Data to process:
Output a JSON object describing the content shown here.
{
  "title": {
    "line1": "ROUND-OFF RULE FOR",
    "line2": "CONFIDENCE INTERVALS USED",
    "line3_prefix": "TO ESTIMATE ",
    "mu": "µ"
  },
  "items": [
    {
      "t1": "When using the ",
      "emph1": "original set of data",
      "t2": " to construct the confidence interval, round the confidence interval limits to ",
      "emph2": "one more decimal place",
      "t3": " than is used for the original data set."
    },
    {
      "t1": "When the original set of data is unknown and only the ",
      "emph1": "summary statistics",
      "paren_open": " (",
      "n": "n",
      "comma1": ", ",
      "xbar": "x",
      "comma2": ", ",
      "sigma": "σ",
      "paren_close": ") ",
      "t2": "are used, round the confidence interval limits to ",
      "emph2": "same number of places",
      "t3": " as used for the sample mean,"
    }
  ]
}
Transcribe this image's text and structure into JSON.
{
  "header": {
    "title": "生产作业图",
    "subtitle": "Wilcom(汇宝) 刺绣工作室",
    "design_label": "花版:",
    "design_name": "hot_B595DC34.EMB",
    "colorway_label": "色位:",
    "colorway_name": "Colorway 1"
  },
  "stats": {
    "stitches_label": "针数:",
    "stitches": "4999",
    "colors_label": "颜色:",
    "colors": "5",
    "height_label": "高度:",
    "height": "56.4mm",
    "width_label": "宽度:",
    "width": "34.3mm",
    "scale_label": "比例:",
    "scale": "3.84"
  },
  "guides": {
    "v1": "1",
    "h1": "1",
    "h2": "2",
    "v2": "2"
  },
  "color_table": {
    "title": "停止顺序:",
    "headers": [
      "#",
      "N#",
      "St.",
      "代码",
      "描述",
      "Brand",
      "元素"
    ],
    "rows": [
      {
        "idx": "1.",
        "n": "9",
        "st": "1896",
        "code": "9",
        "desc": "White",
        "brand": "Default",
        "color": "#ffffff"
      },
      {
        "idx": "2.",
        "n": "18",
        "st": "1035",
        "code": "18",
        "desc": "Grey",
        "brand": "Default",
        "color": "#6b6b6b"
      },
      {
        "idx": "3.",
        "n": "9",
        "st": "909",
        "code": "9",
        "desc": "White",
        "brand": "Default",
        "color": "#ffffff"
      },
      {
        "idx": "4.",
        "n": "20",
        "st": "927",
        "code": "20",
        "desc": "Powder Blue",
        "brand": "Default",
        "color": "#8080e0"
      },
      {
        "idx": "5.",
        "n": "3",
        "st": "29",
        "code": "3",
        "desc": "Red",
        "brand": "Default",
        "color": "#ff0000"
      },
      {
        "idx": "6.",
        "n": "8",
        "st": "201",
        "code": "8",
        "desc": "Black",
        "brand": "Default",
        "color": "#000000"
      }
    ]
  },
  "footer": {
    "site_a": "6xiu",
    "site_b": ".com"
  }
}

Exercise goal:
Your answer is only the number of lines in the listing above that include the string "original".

Exercise solution:
3